Naturally, CBD is to be associated with the ECS and its CB2 receptors. However, it also has the ability to bind with other receptors. And that is one of the biggest things about CBD. For one, it has the ability to bind with opioid receptors. Now, when a relatively-mild substance like CBD finds some bonds with opioid receptors, it doesn’t do anything nearly as dramatic as heroin does. But, without being addictive and while being much less dangerous, CBD does something that Fentanyl and other opioids do—it relieves pain. So, it is more medicinal than recreational, with pain relief rather than psychoactive action. Many people use it to ease themselves off of prescription opioids, and find it to be valuable in that role.
A second type of receptor that CBD is now increasingly-known to bind with is serotonin receptors. Serotonin helps people experience sensations of positivity, hope, less anxiety, etc. For this reason, CBD is becoming associated with anti-depressant properties, though it’s an area still under study.
Therefore, we can see that CBD generally makes people feel good—but because it isn’t binding with CB1 it doesn’t cause a high. This should be a relief to folks who are afraid of being impaired while at work, while driving, etc. A “high” can fairly be described as a matter of various brain cells being interfered with or thrown somewhat out of balance, just in a way that happens to produce euphoria. What CBD does involves bringing things into a balance, so pleasant sensations one feels are due to the brain and central nervous system being brought much closer to their correct functioning.
CBD and Relaxation
As we continue to explore how CBD makes a person feel, another benefit to a lot of people is relaxation or a lack of stress. This is where we have to continue to remember that CBD works with a natural part of our systems, the ECS, which gives us the incredible and indispensable benefit of homeostasis. We have fight-or-flight impulses in our brain to help us recognize danger and get revved up enough to spring into action. In a world with very little in the way of wild animals coming after us or other attacks, a mild form of this response being triggered is experienced as stress.
In short, CBD makes sure that our stress chemicals aren’t cranked up too high When a person takes a moderate to large amount of CBD throughout the day, he or she will probably feel “mellow” or relaxed. Ideally, this won’t come with drowsiness. While people often take CBD for insomnia, that doesn’t make it a sedative—it’s not a knock-out pill, but an anti-stressor. Stress is essentially the main cause of insomnia, so CBD helps a person who can’t get to sleep by relieving stress. Actual mileage will vary, but people generally enjoy relaxation from CBD without also feeling drowsy or sleepy.

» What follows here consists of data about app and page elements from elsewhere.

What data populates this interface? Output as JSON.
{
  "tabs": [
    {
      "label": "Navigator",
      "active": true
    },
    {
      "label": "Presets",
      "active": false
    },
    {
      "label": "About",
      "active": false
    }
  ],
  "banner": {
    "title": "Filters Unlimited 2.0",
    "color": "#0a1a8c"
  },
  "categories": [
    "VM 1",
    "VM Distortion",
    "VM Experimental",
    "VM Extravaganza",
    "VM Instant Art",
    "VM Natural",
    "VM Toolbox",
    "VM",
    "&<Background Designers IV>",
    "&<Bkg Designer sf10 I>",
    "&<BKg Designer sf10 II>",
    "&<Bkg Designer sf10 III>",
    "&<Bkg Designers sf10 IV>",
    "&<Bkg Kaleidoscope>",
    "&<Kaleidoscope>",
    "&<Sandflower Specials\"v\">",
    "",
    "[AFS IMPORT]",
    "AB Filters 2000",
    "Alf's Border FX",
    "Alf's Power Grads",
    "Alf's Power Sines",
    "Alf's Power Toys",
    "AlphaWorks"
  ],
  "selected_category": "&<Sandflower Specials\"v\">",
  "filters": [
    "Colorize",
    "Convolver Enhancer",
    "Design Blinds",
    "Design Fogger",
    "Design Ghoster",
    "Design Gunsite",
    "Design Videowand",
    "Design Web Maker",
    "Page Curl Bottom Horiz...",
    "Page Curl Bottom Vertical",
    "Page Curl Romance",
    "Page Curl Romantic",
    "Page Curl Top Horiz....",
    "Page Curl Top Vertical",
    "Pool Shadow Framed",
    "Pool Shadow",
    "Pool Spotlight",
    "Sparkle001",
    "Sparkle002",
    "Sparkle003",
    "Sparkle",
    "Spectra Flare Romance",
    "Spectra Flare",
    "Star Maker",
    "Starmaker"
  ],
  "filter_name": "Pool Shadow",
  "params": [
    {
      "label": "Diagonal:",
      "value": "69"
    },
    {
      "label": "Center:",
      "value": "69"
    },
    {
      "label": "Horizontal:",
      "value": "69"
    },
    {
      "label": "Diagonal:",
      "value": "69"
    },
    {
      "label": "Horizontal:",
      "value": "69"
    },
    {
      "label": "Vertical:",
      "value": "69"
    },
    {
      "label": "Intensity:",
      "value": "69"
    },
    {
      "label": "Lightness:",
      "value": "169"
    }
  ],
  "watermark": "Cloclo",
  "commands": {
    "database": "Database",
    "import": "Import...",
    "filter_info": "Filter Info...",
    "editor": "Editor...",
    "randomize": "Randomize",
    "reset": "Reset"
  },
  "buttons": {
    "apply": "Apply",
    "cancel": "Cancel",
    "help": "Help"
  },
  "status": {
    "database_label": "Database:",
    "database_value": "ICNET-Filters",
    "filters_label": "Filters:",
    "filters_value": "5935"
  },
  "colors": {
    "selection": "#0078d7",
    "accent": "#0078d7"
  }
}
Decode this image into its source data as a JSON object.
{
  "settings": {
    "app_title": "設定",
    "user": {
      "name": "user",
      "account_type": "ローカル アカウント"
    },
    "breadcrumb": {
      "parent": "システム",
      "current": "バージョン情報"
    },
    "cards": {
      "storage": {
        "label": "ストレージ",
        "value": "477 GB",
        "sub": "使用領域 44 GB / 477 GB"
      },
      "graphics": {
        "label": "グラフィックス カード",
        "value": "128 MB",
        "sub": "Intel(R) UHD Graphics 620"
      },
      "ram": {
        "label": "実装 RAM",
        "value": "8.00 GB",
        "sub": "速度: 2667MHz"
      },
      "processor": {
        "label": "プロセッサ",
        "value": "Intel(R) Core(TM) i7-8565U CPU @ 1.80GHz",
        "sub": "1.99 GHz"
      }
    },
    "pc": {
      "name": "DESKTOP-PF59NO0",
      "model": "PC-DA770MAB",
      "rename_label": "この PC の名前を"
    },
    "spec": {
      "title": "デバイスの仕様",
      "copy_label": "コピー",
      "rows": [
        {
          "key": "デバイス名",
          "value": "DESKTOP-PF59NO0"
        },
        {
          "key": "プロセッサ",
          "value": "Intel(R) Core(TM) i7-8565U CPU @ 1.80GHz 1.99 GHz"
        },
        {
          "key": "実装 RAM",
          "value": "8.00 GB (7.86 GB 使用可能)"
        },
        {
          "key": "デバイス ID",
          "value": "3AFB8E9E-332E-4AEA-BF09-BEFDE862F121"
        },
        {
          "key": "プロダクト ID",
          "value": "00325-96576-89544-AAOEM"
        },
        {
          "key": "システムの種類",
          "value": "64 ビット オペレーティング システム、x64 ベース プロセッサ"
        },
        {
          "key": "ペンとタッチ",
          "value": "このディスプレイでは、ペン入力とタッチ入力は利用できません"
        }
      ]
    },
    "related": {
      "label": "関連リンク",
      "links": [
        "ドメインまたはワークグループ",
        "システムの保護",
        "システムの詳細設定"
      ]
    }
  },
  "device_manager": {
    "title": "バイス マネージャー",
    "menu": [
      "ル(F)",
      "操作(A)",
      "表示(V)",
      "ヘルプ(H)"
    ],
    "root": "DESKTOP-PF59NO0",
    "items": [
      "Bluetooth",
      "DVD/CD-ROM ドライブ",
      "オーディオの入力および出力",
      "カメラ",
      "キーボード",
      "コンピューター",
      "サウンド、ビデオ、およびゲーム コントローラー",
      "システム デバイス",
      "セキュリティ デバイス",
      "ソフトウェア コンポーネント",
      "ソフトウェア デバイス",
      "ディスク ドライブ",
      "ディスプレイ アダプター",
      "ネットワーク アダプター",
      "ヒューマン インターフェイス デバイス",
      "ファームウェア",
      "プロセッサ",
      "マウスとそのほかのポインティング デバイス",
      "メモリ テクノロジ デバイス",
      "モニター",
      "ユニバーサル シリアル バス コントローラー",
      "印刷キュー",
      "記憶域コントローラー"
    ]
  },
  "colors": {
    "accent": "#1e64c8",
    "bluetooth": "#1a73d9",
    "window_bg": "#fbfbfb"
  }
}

Therefore, it is true that after taking CBD, people will feel, in addition to pain relief, some pleasant sensations. However, it’s not a “high” that can be confused with impairment.